Using energy to create heat that no one uses is the same as throwing money out the window. Not only is it unnecessary and bad for the environment, but you might also be caught short when the electricity bill arrives.
Get an overview
In the past, it might have been difficult to find a good midpoint between icy outdoor temperatures and stuffy indoor heat in the winter, but this is no longer the case. In Europe, buildings account for around 40% of total energy consumption. This means that it pays to take better care of the energy we create. Here are some tips for sending you on the path to greener consumption:
1. Be aware of energy consumption
Enova's research shows that simply being aware of energy consumption can help you save up to 5%. Additionally, getting something down on paper makes it easier to identify and implement energy-saving measures. How much energy do we want to use? How many emissions will we save the environment from?
2. Evaluate the technical system
Failure or improper use of technical systems often leads to increased energy consumption. Assessing the system's condition is the first step in identifying energy loss. Continuous monitoring is a good investment for your wallet and the environment – you'll notice discrepancies sooner!
3. Use an energy management system
Energy data that requires manual handling gets forgotten after a while. An energy monitoring system (EOS) can be a good tool for fully understanding the system's energy consumption.
4. "Rehabilitate" old buildings
Old buildings often use more energy, but this doesn't mean you should build new ones. There are many ways to optimize old systems, for example, with IWMAC's add-on Smart functions.
In older buildings, you will often find an old central heating system from one supplier and a heat pump from another. Our SCADA solution becomes the "interpreter" between these systems and provides easy integration with everything you need to optimize.
5. Monitor your energy consumption
If you have a system that doesn't have some form of load control, you're probably using more energy than necessary. If your energy consumption suddenly increases, your energy bill can get expensive, something you'll be paying for for a long time afterward. With a smart guard, you can ensure your spending is always below the limit. This way, you can easily avoid throwing energy out the window.
6. Heat where needed
Zone management is worth its weight in gold when discussing saving energy and is more relevant than ever. There is a big difference between the heat and ventilation required when the building is half full and when it's jam-packed.
You can set up IoT sensors that provide information about how the building is used. The SCADA system can then automatically stop heating the parts of the building that are left empty without the need to lay a single cable.
7. Control using calendar and weather forecasts
Holidays and weekends are the typical times we know the building will be empty. It pays to keep a good base temperature while also saving energy. Afraid that the building won't be warm enough tomorrow morning? You can easily solve this with calendar-based control.
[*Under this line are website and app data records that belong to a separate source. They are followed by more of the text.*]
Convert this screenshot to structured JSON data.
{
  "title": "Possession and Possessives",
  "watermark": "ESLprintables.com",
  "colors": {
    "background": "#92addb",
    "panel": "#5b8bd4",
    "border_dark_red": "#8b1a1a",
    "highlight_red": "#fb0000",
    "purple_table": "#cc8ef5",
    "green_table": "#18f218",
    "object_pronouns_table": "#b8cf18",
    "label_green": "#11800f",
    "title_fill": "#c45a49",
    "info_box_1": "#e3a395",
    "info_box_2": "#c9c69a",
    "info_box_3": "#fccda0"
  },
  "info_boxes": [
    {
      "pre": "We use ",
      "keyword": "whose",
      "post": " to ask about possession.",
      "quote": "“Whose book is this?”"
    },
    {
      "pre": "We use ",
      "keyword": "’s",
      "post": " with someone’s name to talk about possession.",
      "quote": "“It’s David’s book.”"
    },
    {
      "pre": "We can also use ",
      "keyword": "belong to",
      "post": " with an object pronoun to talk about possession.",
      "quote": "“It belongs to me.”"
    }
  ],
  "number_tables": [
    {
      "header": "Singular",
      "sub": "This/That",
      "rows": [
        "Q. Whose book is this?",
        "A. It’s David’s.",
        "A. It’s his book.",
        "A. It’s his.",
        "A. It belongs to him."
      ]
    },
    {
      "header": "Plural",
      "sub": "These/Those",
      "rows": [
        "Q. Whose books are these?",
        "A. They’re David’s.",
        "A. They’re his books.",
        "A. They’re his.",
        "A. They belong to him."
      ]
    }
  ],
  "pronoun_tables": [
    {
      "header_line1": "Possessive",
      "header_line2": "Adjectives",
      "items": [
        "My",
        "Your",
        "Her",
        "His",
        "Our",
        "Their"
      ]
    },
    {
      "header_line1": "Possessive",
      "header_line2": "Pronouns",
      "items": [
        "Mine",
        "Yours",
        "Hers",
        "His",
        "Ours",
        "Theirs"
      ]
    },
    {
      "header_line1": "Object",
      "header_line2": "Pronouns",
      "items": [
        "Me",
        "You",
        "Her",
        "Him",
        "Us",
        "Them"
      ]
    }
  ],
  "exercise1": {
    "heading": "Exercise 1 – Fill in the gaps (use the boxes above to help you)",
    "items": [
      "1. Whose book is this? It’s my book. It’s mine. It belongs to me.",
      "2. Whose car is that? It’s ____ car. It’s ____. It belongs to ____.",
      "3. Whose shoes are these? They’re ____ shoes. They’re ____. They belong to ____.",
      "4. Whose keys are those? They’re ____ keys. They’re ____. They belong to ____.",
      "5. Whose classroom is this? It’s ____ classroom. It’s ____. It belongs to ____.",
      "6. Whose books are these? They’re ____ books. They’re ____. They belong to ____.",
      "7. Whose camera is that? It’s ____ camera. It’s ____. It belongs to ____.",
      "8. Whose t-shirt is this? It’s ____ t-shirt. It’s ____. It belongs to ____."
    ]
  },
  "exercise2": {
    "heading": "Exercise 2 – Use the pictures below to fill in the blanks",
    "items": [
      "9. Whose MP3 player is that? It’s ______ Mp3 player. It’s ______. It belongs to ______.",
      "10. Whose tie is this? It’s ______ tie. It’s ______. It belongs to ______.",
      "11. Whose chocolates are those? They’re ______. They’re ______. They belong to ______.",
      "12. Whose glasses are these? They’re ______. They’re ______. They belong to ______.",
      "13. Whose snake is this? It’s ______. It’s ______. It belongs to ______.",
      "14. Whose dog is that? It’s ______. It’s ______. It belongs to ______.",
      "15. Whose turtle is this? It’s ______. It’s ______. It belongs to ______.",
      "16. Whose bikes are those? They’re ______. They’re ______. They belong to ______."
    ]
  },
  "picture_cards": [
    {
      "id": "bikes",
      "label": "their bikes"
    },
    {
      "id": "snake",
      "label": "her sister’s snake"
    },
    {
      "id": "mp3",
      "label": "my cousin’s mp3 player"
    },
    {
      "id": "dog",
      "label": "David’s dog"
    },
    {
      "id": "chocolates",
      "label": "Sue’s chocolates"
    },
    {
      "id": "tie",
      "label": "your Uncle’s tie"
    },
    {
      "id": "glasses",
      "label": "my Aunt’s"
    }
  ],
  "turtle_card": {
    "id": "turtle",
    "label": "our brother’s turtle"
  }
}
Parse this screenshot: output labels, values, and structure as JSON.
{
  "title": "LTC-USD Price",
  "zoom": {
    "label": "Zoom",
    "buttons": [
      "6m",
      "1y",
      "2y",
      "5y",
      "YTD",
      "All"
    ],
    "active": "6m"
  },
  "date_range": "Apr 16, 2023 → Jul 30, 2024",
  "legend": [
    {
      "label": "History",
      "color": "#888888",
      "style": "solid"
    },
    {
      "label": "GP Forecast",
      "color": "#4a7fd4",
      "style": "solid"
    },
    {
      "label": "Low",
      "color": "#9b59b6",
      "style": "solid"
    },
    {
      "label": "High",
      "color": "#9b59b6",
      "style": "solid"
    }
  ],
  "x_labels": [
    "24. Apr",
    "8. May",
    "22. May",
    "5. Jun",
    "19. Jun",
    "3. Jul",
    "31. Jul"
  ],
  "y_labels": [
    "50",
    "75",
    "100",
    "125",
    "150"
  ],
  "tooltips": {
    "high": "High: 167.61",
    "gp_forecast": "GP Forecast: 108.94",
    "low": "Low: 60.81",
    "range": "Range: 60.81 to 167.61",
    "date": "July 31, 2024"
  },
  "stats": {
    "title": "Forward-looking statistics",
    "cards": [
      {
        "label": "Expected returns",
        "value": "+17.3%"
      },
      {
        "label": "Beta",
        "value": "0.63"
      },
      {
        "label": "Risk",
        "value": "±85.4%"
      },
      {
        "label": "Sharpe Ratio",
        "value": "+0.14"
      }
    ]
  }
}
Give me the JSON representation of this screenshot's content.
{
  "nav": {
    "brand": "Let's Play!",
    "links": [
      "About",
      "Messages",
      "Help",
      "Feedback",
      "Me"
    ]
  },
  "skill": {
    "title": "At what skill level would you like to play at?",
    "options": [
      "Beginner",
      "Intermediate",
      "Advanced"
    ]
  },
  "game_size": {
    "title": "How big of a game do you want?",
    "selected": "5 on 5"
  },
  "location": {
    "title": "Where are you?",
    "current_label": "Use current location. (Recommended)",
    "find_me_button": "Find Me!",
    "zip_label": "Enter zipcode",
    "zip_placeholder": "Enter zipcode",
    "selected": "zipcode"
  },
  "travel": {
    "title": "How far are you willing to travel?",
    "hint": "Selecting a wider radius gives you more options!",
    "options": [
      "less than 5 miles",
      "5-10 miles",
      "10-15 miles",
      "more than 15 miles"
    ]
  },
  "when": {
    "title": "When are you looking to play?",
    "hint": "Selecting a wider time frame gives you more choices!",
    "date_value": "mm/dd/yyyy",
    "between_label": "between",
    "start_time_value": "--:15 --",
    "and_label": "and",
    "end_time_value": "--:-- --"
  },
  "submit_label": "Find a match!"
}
It's also nice to manage the building according to the weather, not what it is right now. Why not turn off the temperature in the building three hours before it becomes warm outside? As such, forecast-based control is a clever way to prepare the installation.
Why save thousands on your electricity bill?
… other than for the money saved? There are many reasons to put energy efficiency on your list of priorities.
We spend a lot of time indoors in the Nordic countries. Incorrect temperature is one of the most significant contributors to poor indoor air quality. Ever complained about "bad" air? Often this means it's too hot. Increased heat also makes us more vulnerable to pollutants in the air, and the ventilation system usually has to work twice as hard.
Saving energy also benefits the environment and helps us to reduce unnecessary emissions and meet our sustainability goals. It is also good for your body, soul, and conscience.
So leave the birds to get chilly – waste less heat and have lower energy bills.